In a clever move, Palestine is pushing for a Nov. 29 vote in the United Nations to become an “observer” U.N. state.
Palestine is currently considered an observer “entity,” but not an official state. To be upgraded to statehood would be a monumental move because it would grant the Palestinians access to bodies like the International Criminal Court in The Hague, which would give it the right to file complaints against Israel. It would be the same status accorded to the Vatican.
The move is adamantly opposed by the United States and Israel. They have asked to return to peace talks that collapsed in 2010 over Israeli settlement construction in the occupied West Bank.
But despite the opposition of Israel and the powerful U.S., the draft resolution is expected to pass easily when put to a vote in the 193-nation U.N. General Assembly later this month—a body composed mostly of post-colonial states historically sympathetic to the Palestinians. To further solidify their position, Palestinian diplomats are courting European countries to garner their votes.
The resolution also reiterates the Palestinian Authority’s commitment to the “two-state solution” in which Israel and an independent Palestinian state would co-exist in peace.
The language of the draft states that the resolution would “accord to Palestine Observer State status in the United Nations system, without prejudice to the acquired rights, privileges and role of the Palestine Liberation Organization as the representative of the Palestinian people,” according to a draft obtained by Reuters.
Palestine lost a bid to become a full member of the U.N. last year, partly because of the opposition of the United States in the U.N. Security Council. This is Palestine’s attempt to do an end-run around the U.S.
Palestinian officials believe they have around 115 “yes” votes in the General Assembly, mostly from Arab, African, Latin American and Asian states, and expect around 22 “no” votes, led by the United States, as well as 56 abstentions.
No date for a vote has been set. According to some Western diplomats, the U.S. and European officials are lobbying the Palestinians to persuade them to delay the move to allow newly re-elected President Obamatime to try to restart Middle East peace talks. Israel has threatened to cancel the Paris Protocol—a key economic accord it maintains with the cash-strapped Palestinian Authority—if Palestine pushes the statehood matter, trying to use the financial leverage it has over Palestine.

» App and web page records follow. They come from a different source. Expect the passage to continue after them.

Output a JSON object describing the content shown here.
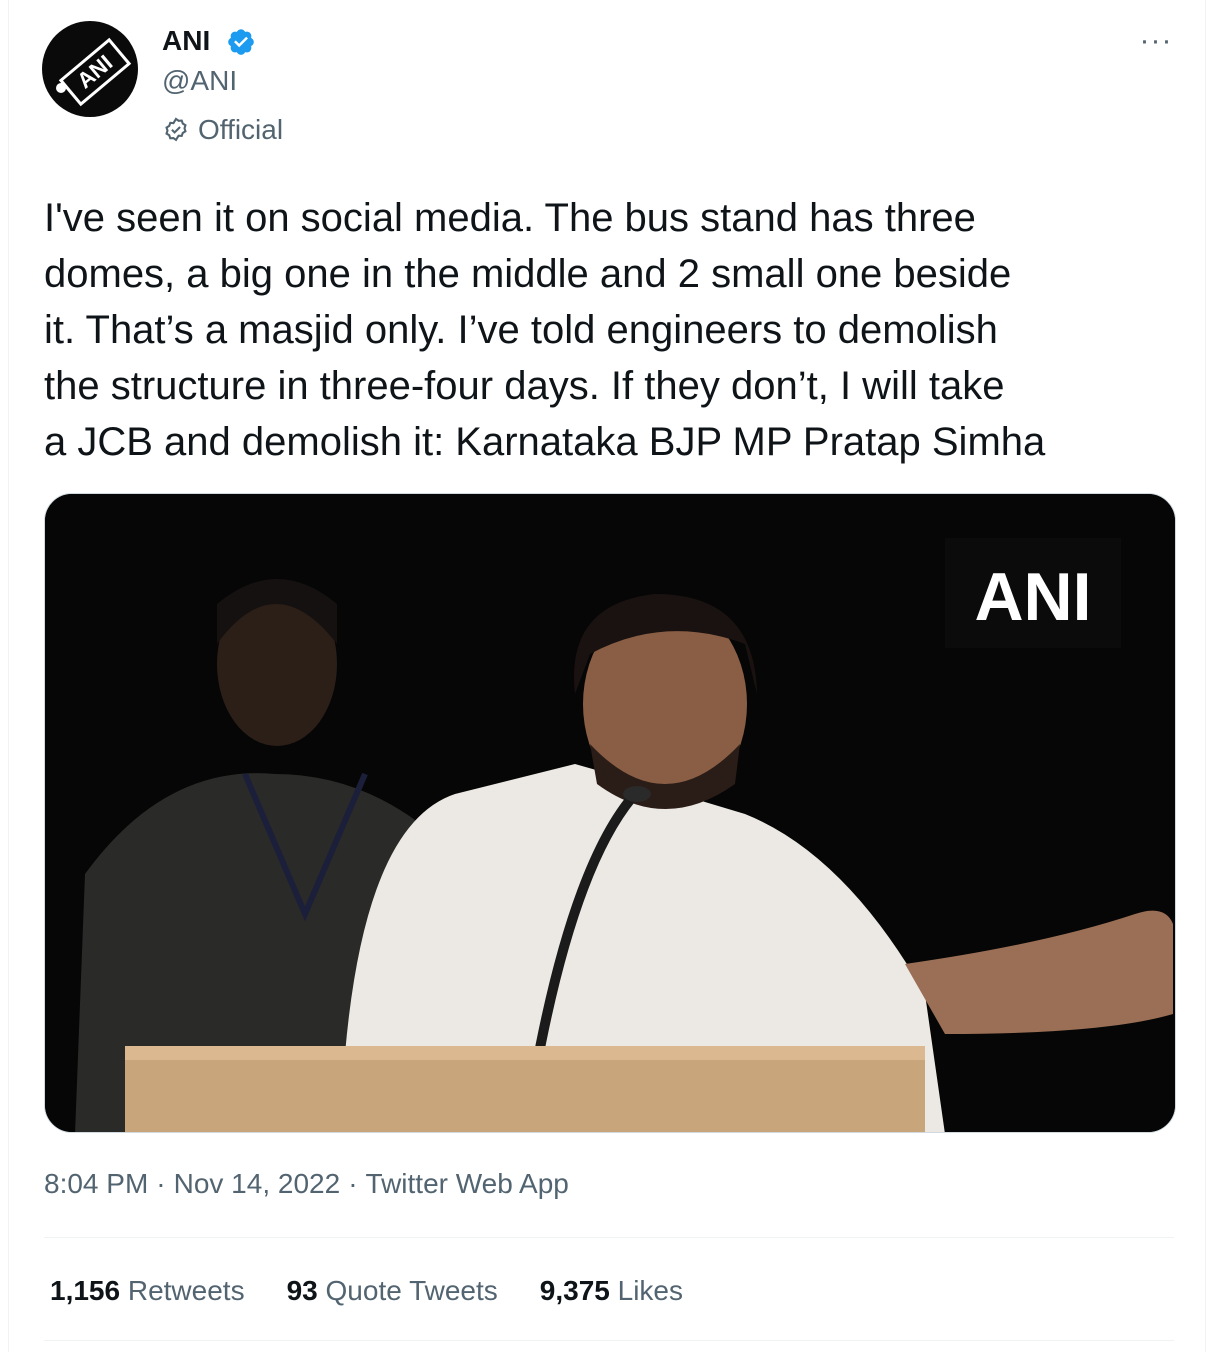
{
  "author": {
    "name": "ANI",
    "handle": "@ANI",
    "label": "Official",
    "avatar_text": "ANI"
  },
  "tweet": {
    "text": "I've seen it on social media. The bus stand has three\ndomes, a big one in the middle and 2 small one beside\nit. That’s a masjid only. I’ve told engineers to demolish\nthe structure in three-four days. If they don’t, I will take\na JCB and demolish it: Karnataka BJP MP Pratap Simha",
    "media_watermark": "ANI"
  },
  "meta": {
    "time": "8:04 PM",
    "date": "Nov 14, 2022",
    "source": "Twitter Web App"
  },
  "stats": {
    "retweets_count": "1,156",
    "retweets_label": "Retweets",
    "quotes_count": "93",
    "quotes_label": "Quote Tweets",
    "likes_count": "9,375",
    "likes_label": "Likes"
  },
  "more_label": "···",
  "colors": {
    "verified": "#1d9bf0",
    "secondary_text": "#536471",
    "border": "#eff3f4"
  },
  "icons": {
    "verified": "verified-badge-icon",
    "official": "official-check-icon",
    "more": "more-options-icon"
  }
}
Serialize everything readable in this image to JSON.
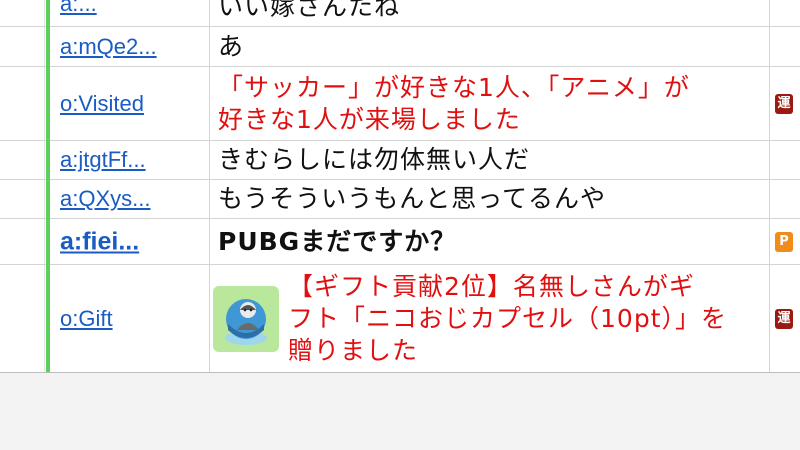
{
  "rows": [
    {
      "user": "a:...",
      "message": "いい嫁さんたね"
    },
    {
      "user": "a:mQe2...",
      "message": "あ"
    },
    {
      "user": "o:Visited",
      "message_line1": "「サッカー」が好きな1人、「アニメ」が",
      "message_line2": "好きな1人が来場しました",
      "badge": "運"
    },
    {
      "user": "a:jtgtFf...",
      "message": "きむらしには勿体無い人だ"
    },
    {
      "user": "a:QXys...",
      "message": "もうそういうもんと思ってるんや"
    },
    {
      "user": "a:fiei...",
      "message": "PUBGまだですか？",
      "badge": "P"
    },
    {
      "user": "o:Gift",
      "message_line1": "【ギフト貢献2位】名無しさんがギ",
      "message_line2": "フト「ニコおじカプセル（10pt）」を",
      "message_line3": "贈りました",
      "badge": "運",
      "gift_icon": "capsule-character-icon"
    }
  ],
  "colors": {
    "accent_green": "#5bd05b",
    "link_blue": "#1a5bc4",
    "system_red": "#e01010",
    "badge_dark_red": "#9a1a12",
    "badge_orange": "#ef8c1c"
  }
}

The U.S. has also threatened to use its financial hammer, suggesting that funding for the Palestinians and possibly some funding for the United Nations could be at risk if the Palestinians seek a U.N. upgrade.